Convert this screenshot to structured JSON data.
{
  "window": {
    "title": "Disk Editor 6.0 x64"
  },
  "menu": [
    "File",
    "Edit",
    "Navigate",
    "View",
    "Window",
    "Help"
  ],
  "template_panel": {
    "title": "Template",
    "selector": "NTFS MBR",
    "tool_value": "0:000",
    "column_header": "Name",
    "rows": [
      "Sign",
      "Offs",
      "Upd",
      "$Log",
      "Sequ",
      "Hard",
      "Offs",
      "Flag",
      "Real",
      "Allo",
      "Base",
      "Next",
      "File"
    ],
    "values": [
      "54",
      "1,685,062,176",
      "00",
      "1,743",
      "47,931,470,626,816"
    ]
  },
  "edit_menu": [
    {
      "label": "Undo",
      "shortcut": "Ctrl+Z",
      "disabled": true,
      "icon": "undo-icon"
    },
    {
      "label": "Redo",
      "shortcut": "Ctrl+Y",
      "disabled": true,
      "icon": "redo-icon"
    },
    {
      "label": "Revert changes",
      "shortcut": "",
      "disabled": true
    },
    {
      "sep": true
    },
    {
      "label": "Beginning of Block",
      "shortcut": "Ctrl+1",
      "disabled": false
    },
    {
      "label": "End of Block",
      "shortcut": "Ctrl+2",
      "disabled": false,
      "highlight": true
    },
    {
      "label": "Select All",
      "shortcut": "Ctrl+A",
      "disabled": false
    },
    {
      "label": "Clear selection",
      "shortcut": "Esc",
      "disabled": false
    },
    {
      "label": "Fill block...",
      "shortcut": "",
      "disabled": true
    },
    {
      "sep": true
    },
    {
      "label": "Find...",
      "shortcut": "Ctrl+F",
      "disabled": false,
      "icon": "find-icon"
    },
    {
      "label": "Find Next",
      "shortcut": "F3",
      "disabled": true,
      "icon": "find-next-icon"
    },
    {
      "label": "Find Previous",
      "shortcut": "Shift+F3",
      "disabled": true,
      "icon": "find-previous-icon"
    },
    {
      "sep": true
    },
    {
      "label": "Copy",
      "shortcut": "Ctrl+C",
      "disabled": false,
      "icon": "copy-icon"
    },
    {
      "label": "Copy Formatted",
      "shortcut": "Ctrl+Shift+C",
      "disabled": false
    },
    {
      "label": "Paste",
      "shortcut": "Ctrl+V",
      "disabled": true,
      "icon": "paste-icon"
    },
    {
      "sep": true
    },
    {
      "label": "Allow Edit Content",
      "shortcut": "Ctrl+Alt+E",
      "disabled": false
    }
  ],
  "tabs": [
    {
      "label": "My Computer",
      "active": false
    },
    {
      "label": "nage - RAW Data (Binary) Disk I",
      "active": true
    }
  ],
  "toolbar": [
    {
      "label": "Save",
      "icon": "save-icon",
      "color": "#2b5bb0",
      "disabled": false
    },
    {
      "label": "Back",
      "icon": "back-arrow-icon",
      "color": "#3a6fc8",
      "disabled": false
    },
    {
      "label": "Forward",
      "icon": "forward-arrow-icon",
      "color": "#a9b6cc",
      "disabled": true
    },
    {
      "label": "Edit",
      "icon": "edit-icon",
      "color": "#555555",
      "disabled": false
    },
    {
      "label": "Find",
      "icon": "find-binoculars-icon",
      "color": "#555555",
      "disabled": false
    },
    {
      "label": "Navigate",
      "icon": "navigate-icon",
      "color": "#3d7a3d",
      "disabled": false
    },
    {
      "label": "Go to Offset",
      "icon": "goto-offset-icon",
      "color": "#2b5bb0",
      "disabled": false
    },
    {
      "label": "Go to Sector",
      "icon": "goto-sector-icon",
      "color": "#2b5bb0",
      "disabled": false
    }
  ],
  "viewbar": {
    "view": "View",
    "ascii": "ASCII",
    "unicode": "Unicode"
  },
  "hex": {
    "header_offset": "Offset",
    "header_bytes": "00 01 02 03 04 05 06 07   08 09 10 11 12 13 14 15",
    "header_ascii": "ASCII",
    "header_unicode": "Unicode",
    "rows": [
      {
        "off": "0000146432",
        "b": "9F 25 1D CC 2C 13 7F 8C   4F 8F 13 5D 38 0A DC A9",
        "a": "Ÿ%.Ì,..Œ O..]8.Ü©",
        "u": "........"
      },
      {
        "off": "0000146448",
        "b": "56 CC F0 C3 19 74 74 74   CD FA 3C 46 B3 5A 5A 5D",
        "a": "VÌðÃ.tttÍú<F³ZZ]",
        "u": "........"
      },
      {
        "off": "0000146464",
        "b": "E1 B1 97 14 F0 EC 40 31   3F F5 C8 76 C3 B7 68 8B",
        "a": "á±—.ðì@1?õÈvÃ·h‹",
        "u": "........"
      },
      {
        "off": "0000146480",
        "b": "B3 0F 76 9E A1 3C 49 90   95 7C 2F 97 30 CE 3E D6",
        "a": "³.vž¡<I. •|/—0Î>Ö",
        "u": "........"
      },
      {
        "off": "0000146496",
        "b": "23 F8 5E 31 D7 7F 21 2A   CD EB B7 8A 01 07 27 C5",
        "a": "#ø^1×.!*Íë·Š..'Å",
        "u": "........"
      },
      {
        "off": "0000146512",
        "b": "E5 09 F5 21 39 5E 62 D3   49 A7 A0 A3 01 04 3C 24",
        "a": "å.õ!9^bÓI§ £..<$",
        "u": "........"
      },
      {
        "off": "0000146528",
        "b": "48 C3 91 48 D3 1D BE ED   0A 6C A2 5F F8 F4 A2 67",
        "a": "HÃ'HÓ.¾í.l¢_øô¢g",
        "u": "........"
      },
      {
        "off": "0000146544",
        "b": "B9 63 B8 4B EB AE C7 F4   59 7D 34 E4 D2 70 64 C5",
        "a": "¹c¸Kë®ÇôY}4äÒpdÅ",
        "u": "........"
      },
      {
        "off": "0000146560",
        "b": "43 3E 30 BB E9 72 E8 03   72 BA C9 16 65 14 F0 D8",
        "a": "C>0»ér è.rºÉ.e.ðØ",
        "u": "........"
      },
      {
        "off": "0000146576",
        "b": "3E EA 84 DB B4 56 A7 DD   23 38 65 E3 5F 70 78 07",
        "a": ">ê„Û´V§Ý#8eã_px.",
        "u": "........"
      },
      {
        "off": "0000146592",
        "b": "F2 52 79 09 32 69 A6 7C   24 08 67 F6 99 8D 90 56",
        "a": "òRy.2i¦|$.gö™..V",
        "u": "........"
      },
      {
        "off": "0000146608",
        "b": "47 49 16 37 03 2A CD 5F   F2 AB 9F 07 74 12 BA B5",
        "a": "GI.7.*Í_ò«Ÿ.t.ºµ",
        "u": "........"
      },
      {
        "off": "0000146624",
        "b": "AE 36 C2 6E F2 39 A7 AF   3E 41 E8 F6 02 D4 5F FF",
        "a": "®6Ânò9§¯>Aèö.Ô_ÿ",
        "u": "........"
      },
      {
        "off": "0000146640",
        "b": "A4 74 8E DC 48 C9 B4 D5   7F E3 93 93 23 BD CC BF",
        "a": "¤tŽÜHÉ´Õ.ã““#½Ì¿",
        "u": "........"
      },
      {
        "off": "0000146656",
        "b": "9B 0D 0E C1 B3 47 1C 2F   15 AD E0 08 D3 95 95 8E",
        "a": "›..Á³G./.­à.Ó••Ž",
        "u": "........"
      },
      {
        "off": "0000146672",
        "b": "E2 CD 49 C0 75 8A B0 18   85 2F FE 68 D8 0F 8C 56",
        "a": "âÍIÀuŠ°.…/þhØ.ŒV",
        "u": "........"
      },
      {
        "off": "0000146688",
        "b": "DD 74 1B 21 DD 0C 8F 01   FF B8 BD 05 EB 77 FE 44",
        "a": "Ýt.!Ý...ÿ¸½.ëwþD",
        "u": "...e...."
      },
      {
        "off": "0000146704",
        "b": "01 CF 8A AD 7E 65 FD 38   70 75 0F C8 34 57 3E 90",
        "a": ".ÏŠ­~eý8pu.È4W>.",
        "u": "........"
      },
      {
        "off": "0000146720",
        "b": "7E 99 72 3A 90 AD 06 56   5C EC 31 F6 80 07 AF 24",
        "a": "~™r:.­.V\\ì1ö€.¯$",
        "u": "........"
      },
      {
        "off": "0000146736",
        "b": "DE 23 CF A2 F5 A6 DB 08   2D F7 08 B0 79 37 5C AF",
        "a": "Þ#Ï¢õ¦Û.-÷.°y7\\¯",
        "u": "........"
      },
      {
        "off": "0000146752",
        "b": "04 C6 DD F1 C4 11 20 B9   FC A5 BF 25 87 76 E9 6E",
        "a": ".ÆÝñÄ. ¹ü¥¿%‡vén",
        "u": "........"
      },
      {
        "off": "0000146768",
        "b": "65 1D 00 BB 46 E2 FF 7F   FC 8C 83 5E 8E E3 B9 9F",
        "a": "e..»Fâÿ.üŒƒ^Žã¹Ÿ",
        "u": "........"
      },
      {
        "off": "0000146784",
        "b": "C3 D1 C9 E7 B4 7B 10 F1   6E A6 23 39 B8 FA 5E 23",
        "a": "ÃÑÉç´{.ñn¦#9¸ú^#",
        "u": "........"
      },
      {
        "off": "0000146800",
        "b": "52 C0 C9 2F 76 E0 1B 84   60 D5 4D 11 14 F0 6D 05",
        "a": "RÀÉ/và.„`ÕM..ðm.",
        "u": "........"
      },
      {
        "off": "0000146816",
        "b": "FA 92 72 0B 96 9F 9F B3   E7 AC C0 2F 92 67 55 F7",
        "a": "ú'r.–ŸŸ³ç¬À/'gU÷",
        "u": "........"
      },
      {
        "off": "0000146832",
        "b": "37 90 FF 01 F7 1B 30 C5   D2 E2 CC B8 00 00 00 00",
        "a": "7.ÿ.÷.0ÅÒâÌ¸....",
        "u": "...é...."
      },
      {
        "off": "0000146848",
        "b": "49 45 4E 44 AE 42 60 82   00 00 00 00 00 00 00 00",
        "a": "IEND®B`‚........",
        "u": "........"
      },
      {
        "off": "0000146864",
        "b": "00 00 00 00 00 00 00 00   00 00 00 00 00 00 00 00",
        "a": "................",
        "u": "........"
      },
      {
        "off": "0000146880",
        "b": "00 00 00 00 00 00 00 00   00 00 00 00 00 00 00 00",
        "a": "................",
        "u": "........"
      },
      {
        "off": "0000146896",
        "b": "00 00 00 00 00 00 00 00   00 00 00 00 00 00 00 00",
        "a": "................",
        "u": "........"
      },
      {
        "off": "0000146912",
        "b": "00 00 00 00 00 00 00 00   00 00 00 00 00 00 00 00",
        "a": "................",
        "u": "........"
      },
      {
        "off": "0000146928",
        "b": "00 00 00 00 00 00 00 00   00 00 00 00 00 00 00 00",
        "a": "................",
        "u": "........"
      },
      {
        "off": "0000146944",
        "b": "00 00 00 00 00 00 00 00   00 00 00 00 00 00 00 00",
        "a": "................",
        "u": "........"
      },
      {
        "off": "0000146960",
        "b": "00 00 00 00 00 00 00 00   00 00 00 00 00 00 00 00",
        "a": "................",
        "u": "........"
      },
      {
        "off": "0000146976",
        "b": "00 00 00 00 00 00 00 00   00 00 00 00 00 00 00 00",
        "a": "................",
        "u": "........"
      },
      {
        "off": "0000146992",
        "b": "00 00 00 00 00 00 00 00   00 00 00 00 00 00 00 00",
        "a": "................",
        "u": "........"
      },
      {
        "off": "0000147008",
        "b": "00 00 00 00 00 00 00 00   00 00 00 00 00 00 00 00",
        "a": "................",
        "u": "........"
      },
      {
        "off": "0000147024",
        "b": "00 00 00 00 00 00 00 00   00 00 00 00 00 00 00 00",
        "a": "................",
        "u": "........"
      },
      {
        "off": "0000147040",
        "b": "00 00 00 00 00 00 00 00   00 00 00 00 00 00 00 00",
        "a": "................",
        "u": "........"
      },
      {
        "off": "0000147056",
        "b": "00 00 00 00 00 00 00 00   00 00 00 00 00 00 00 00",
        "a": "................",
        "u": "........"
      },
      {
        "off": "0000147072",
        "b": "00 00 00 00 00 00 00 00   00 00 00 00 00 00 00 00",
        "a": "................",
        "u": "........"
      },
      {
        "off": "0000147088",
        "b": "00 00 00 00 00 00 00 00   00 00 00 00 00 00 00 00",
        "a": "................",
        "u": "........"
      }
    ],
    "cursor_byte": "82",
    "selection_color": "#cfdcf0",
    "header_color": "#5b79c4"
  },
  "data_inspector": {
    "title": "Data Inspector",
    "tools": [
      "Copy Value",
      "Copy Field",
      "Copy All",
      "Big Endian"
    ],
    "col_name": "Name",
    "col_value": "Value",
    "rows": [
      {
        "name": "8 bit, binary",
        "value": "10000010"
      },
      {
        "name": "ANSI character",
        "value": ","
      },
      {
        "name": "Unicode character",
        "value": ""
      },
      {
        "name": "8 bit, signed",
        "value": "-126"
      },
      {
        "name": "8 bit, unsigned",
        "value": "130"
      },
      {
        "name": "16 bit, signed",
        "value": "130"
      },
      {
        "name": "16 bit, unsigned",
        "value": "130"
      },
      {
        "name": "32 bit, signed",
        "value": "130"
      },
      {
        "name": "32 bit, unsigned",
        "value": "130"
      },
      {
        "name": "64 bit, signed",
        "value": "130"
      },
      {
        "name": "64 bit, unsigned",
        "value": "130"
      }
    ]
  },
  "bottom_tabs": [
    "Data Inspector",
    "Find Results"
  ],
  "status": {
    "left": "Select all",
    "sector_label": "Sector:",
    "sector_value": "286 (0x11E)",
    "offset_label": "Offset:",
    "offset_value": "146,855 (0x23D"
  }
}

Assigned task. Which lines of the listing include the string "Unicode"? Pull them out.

Task solution.
    "unicode": "Unicode"
    "header_unicode": "Unicode",
        "name": "Unicode character",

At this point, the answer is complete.